[Records from a data source]
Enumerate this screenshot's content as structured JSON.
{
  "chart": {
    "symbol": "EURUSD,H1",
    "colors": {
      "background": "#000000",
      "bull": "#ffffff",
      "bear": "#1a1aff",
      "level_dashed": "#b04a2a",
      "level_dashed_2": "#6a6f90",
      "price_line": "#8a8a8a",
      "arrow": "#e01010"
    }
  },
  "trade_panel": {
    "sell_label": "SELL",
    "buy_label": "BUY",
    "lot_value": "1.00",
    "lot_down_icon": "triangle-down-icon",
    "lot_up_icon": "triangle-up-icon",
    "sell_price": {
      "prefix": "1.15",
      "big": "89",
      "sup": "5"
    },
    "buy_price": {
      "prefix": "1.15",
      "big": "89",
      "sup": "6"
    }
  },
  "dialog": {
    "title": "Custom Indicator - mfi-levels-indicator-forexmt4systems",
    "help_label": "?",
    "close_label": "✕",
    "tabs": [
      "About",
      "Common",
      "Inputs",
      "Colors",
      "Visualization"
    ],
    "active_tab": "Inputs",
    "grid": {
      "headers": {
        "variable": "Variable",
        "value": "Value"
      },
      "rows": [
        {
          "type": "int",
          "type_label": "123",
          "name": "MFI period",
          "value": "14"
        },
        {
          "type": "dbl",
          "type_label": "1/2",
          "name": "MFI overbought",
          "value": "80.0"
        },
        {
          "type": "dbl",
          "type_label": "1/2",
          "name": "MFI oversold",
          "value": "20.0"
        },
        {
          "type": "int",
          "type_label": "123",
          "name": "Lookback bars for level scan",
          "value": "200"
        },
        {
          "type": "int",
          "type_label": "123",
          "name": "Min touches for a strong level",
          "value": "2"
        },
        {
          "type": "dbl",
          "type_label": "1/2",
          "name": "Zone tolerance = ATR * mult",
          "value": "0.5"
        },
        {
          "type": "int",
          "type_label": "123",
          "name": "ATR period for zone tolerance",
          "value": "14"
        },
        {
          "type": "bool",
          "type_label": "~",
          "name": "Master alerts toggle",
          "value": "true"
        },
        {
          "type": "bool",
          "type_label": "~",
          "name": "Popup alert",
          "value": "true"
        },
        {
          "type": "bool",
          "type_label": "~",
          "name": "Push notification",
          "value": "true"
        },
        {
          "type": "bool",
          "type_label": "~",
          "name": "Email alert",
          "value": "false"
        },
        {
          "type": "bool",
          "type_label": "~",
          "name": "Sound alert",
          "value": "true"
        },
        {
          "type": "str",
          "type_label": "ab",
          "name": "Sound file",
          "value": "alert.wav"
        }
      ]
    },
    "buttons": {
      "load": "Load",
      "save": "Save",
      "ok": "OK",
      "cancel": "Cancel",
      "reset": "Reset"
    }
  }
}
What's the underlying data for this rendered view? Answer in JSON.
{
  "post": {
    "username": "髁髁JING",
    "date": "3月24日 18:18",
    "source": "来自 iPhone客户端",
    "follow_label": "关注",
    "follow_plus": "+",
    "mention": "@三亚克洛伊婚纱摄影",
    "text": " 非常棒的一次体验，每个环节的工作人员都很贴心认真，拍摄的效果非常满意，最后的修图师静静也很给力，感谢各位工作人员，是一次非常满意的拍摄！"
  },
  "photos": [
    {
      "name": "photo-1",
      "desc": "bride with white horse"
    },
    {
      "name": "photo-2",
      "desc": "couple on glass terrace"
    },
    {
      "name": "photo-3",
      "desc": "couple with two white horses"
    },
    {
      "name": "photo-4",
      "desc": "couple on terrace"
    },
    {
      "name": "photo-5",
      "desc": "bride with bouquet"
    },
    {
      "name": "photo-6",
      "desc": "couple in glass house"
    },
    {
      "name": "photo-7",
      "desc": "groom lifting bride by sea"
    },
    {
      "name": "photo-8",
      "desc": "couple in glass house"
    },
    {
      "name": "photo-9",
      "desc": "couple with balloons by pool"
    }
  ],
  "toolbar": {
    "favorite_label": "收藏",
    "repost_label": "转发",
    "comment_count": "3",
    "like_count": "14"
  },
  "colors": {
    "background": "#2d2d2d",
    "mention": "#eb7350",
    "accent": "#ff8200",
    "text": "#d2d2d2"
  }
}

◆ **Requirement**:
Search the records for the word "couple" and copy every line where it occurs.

◆ **Exercise answer**:
      "desc": "couple on glass terrace"
      "desc": "couple with two white horses"
      "desc": "couple on terrace"
      "desc": "couple in glass house"
      "desc": "couple in glass house"
      "desc": "couple with balloons by pool"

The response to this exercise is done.